▶ ABOUT THIS EXERCISE
Each line in the entries below that contains the word "Analogue" counts once. Report how many there are and nothing more.

▶ MATERIALS PROVIDED
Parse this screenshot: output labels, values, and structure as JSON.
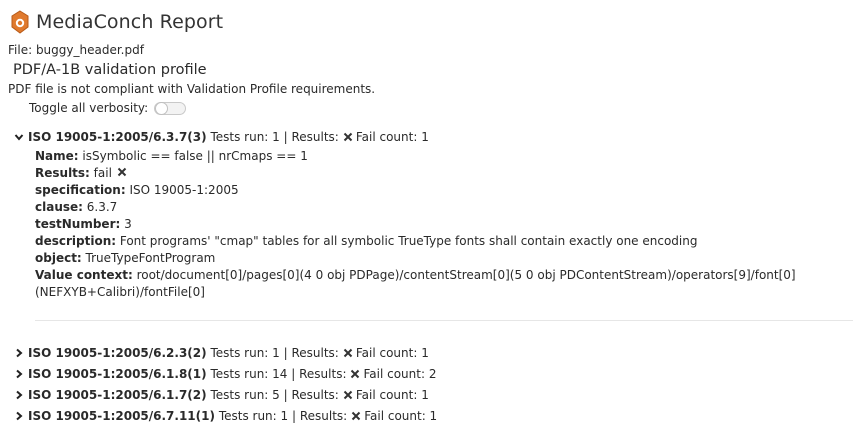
{
  "header": {
    "title": "MediaConch Report"
  },
  "file": "File: buggy_header.pdf",
  "profile": "PDF/A-1B validation profile",
  "status": "PDF file is not compliant with Validation Profile requirements.",
  "toggle_label": "Toggle all verbosity:",
  "tests": [
    {
      "label": "ISO 19005-1:2005/6.3.7(3)",
      "pre": "Tests run: 1 | Results:",
      "post": "Fail count: 1",
      "expanded": true
    },
    {
      "label": "ISO 19005-1:2005/6.2.3(2)",
      "pre": "Tests run: 1 | Results:",
      "post": "Fail count: 1",
      "expanded": false
    },
    {
      "label": "ISO 19005-1:2005/6.1.8(1)",
      "pre": "Tests run: 14 | Results:",
      "post": "Fail count: 2",
      "expanded": false
    },
    {
      "label": "ISO 19005-1:2005/6.1.7(2)",
      "pre": "Tests run: 5 | Results:",
      "post": "Fail count: 1",
      "expanded": false
    },
    {
      "label": "ISO 19005-1:2005/6.7.11(1)",
      "pre": "Tests run: 1 | Results:",
      "post": "Fail count: 1",
      "expanded": false
    }
  ],
  "details": {
    "name_k": "Name:",
    "name_v": " isSymbolic == false || nrCmaps == 1",
    "results_k": "Results:",
    "results_v": " fail",
    "spec_k": "specification:",
    "spec_v": " ISO 19005-1:2005",
    "clause_k": "clause:",
    "clause_v": " 6.3.7",
    "testnum_k": "testNumber:",
    "testnum_v": " 3",
    "desc_k": "description:",
    "desc_v": " Font programs' \"cmap\" tables for all symbolic TrueType fonts shall contain exactly one encoding",
    "object_k": "object:",
    "object_v": " TrueTypeFontProgram",
    "ctx_k": "Value context:",
    "ctx_v": " root/document[0]/pages[0](4 0 obj PDPage)/contentStream[0](5 0 obj PDContentStream)/operators[9]/font[0](NEFXYB+Calibri)/fontFile[0]"
  },
  "colors": {
    "x_mark": "#333333",
    "logo_orange": "#e07a2e"
  }
}
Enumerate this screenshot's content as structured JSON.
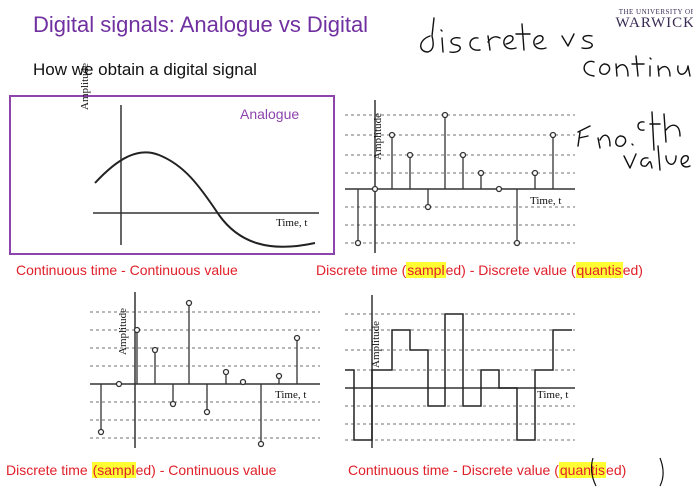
{
  "slide": {
    "title": "Digital signals: Analogue vs Digital",
    "subtitle": "How we obtain a digital signal",
    "logo": {
      "top_line": "THE UNIVERSITY OF",
      "name": "WARWICK"
    }
  },
  "panels": [
    {
      "label": "Analogue",
      "ylabel": "Amplitude",
      "xlabel": "Time, t",
      "caption": "Continuous  time - Continuous value"
    },
    {
      "ylabel": "Amplitude",
      "xlabel": "Time, t",
      "caption_parts": [
        "Discrete time (",
        "sampl",
        "ed) - Discrete value (",
        "quantis",
        "ed)"
      ]
    },
    {
      "ylabel": "Amplitude",
      "xlabel": "Time, t",
      "caption_parts": [
        "Discrete time ",
        "(sampl",
        "ed) - Continuous value"
      ]
    },
    {
      "ylabel": "Amplitude",
      "xlabel": "Time, t",
      "caption_parts": [
        "Continuous  time - Discrete value (",
        "quantis",
        "ed)"
      ]
    }
  ],
  "annotations": [
    "discrete vs continuous",
    "finite no. of values"
  ]
}
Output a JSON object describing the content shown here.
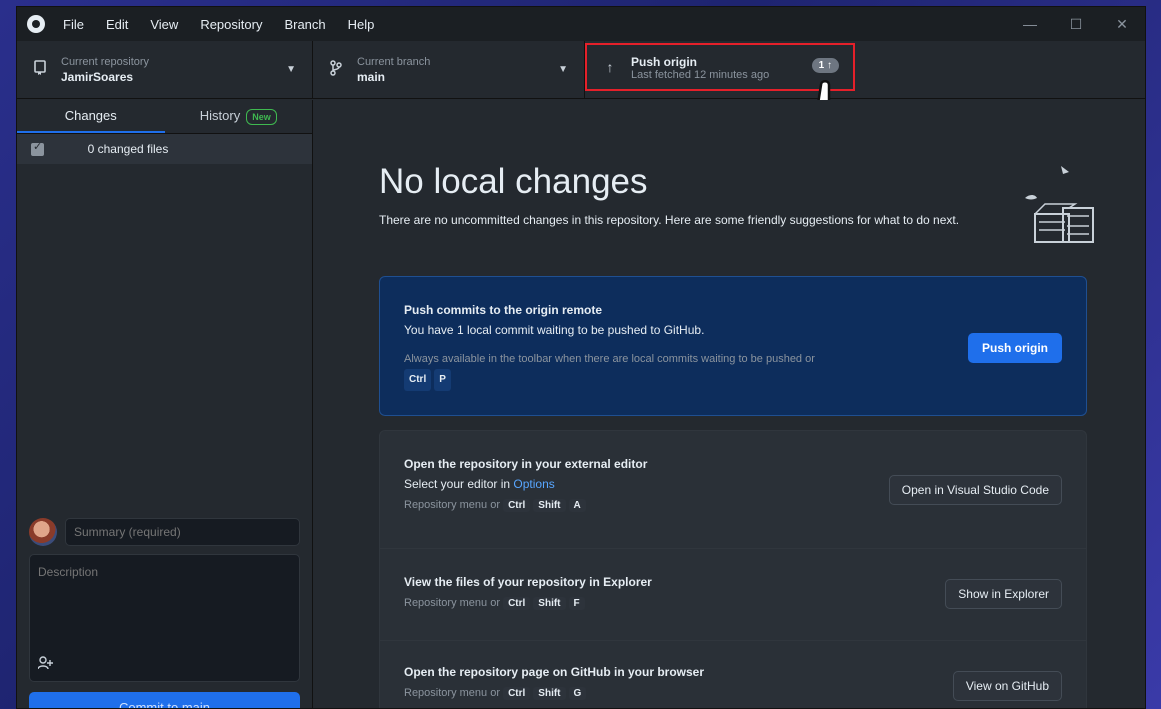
{
  "menu": [
    "File",
    "Edit",
    "View",
    "Repository",
    "Branch",
    "Help"
  ],
  "window_controls": {
    "minimize": "—",
    "maximize": "☐",
    "close": "✕"
  },
  "toolbar": {
    "repo_label": "Current repository",
    "repo_value": "JamirSoares",
    "branch_label": "Current branch",
    "branch_value": "main",
    "push_title": "Push origin",
    "push_sub": "Last fetched 12 minutes ago",
    "push_badge": "1 ↑"
  },
  "sidebar": {
    "tab_changes": "Changes",
    "tab_history": "History",
    "history_badge": "New",
    "changed_files": "0 changed files",
    "summary_placeholder": "Summary (required)",
    "description_placeholder": "Description",
    "commit_button": "Commit to main"
  },
  "main": {
    "heading": "No local changes",
    "subtext": "There are no uncommitted changes in this repository. Here are some friendly suggestions for what to do next.",
    "push_card": {
      "title": "Push commits to the origin remote",
      "desc": "You have 1 local commit waiting to be pushed to GitHub.",
      "hint": "Always available in the toolbar when there are local commits waiting to be pushed or",
      "keys": [
        "Ctrl",
        "P"
      ],
      "button": "Push origin"
    },
    "editor_card": {
      "title": "Open the repository in your external editor",
      "sub_prefix": "Select your editor in ",
      "sub_link": "Options",
      "hint": "Repository menu or",
      "keys": [
        "Ctrl",
        "Shift",
        "A"
      ],
      "button": "Open in Visual Studio Code"
    },
    "explorer_card": {
      "title": "View the files of your repository in Explorer",
      "hint": "Repository menu or",
      "keys": [
        "Ctrl",
        "Shift",
        "F"
      ],
      "button": "Show in Explorer"
    },
    "github_card": {
      "title": "Open the repository page on GitHub in your browser",
      "hint": "Repository menu or",
      "keys": [
        "Ctrl",
        "Shift",
        "G"
      ],
      "button": "View on GitHub"
    }
  },
  "colors": {
    "accent": "#1f6feb",
    "highlight": "#e5202a",
    "link": "#58a6ff"
  }
}
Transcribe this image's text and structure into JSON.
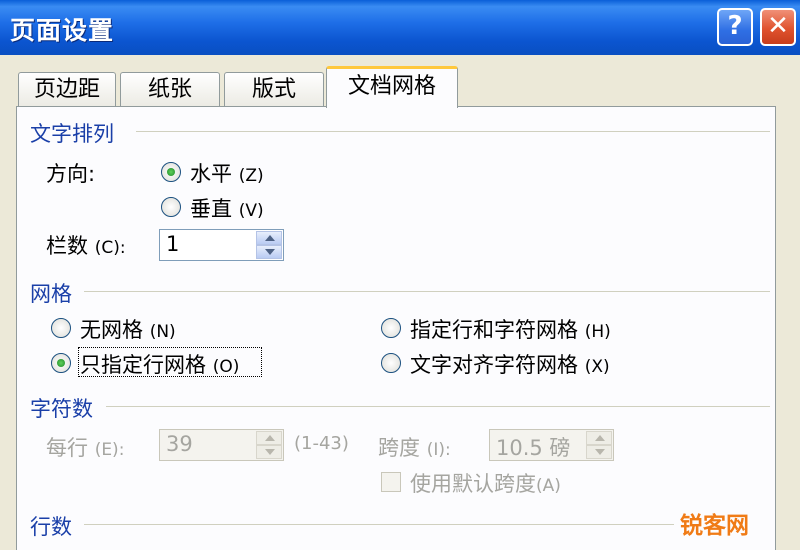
{
  "window": {
    "title": "页面设置",
    "help_label": "?",
    "close_label": "✕"
  },
  "tabs": [
    {
      "label": "页边距",
      "active": false
    },
    {
      "label": "纸张",
      "active": false
    },
    {
      "label": "版式",
      "active": false
    },
    {
      "label": "文档网格",
      "active": true
    }
  ],
  "text_direction": {
    "section": "文字排列",
    "direction_label": "方向:",
    "options": [
      {
        "label": "水平",
        "accel": "(Z)",
        "selected": true
      },
      {
        "label": "垂直",
        "accel": "(V)",
        "selected": false
      }
    ],
    "columns_label": "栏数",
    "columns_accel": "(C):",
    "columns_value": "1"
  },
  "grid": {
    "section": "网格",
    "options": [
      {
        "label": "无网格",
        "accel": "(N)",
        "selected": false
      },
      {
        "label": "只指定行网格",
        "accel": "(O)",
        "selected": true
      },
      {
        "label": "指定行和字符网格",
        "accel": "(H)",
        "selected": false
      },
      {
        "label": "文字对齐字符网格",
        "accel": "(X)",
        "selected": false
      }
    ]
  },
  "chars": {
    "section": "字符数",
    "per_line_label": "每行",
    "per_line_accel": "(E):",
    "per_line_value": "39",
    "per_line_range": "(1-43)",
    "pitch_label": "跨度",
    "pitch_accel": "(I):",
    "pitch_value": "10.5 磅",
    "default_pitch_label": "使用默认跨度",
    "default_pitch_accel": "(A)"
  },
  "lines": {
    "section": "行数"
  },
  "watermark": "锐客网",
  "colors": {
    "titlebar": "#0b55d0",
    "section_text": "#1a3fa8",
    "dialog_bg": "#ece9d8",
    "active_tab_accent": "#ffc83c"
  }
}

▶ THE COMPLETED TASK
2